Entries provided START

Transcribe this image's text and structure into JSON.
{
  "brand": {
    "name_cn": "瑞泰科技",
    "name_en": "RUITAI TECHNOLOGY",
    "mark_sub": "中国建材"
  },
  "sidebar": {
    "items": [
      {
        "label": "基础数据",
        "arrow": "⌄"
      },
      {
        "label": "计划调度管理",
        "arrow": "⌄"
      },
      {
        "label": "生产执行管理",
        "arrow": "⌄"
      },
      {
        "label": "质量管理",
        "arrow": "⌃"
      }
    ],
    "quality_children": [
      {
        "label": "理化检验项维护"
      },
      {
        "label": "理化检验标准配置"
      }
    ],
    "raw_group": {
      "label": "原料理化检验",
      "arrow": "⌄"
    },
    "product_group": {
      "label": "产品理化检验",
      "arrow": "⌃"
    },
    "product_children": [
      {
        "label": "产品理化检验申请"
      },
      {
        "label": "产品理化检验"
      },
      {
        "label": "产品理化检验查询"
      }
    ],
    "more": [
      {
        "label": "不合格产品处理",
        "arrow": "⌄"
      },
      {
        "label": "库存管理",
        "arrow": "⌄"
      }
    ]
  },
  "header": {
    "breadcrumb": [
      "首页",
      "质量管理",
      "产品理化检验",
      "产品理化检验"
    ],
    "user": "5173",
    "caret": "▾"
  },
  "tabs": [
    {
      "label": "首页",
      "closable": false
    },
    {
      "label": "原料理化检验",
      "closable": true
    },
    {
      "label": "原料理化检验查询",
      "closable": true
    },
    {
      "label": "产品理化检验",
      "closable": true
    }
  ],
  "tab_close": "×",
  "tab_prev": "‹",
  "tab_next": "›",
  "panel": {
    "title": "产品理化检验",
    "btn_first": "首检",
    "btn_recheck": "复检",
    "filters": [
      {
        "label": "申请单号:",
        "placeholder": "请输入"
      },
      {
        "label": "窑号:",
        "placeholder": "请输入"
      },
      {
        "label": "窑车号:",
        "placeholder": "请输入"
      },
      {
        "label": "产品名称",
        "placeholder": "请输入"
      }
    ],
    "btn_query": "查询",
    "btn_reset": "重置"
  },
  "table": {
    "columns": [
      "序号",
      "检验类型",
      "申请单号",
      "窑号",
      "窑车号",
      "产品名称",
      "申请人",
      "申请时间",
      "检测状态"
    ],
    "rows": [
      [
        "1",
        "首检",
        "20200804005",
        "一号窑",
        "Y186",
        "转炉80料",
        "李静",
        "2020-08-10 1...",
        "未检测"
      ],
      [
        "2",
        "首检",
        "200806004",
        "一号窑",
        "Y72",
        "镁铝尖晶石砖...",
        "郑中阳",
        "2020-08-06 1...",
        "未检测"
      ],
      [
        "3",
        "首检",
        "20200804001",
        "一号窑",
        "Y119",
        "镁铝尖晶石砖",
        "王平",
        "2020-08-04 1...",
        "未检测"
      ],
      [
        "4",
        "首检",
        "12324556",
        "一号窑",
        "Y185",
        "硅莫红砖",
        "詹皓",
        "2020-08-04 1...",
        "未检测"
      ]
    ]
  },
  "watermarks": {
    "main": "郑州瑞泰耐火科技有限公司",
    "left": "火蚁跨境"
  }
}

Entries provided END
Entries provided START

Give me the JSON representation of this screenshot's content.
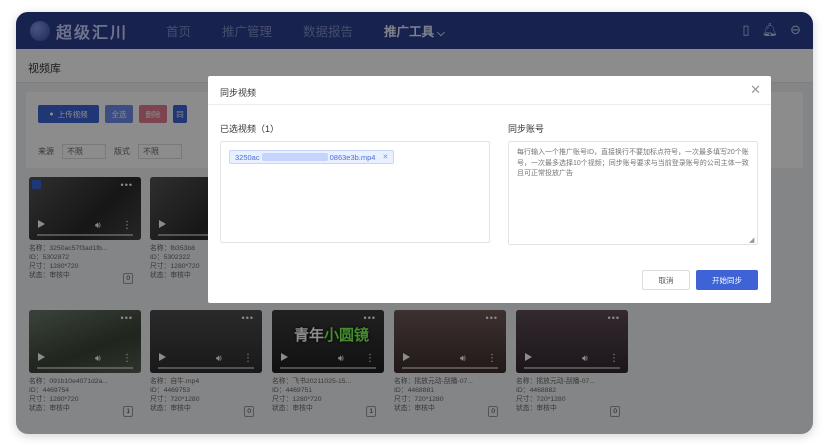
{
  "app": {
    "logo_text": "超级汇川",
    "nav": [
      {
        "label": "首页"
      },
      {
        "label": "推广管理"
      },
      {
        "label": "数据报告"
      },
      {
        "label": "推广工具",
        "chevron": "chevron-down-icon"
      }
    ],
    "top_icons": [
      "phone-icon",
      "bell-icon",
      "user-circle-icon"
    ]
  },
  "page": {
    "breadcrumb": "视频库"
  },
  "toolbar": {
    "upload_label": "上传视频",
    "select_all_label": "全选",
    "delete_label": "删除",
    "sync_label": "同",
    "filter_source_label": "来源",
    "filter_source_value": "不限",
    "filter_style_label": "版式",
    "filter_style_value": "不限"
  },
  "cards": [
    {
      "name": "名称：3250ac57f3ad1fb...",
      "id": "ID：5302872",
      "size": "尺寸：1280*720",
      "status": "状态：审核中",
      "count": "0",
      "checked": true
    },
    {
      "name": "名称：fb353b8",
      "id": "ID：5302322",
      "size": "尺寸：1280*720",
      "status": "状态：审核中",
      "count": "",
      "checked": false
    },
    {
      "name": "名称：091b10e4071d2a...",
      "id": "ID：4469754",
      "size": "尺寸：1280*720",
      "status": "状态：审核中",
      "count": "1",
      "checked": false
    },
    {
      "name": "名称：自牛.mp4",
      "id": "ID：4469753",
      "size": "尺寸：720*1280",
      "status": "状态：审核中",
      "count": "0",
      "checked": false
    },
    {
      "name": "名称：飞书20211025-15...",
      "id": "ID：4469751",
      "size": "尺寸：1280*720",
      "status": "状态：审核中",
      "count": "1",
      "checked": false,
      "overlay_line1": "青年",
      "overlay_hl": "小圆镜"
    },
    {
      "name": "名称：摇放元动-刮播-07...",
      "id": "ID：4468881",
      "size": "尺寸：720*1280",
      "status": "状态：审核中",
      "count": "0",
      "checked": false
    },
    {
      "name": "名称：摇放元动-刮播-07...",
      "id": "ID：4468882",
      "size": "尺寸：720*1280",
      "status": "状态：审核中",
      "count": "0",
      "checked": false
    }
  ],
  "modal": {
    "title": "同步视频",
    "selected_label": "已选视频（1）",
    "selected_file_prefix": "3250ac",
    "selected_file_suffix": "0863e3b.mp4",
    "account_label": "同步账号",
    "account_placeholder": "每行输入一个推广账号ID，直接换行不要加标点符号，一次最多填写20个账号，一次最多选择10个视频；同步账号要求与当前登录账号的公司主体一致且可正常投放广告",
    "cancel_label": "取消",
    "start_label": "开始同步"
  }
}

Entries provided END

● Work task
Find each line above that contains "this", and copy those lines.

● Answer space
Transcribe this image's text and structure into JSON.
Give me the JSON representation of this screenshot's content.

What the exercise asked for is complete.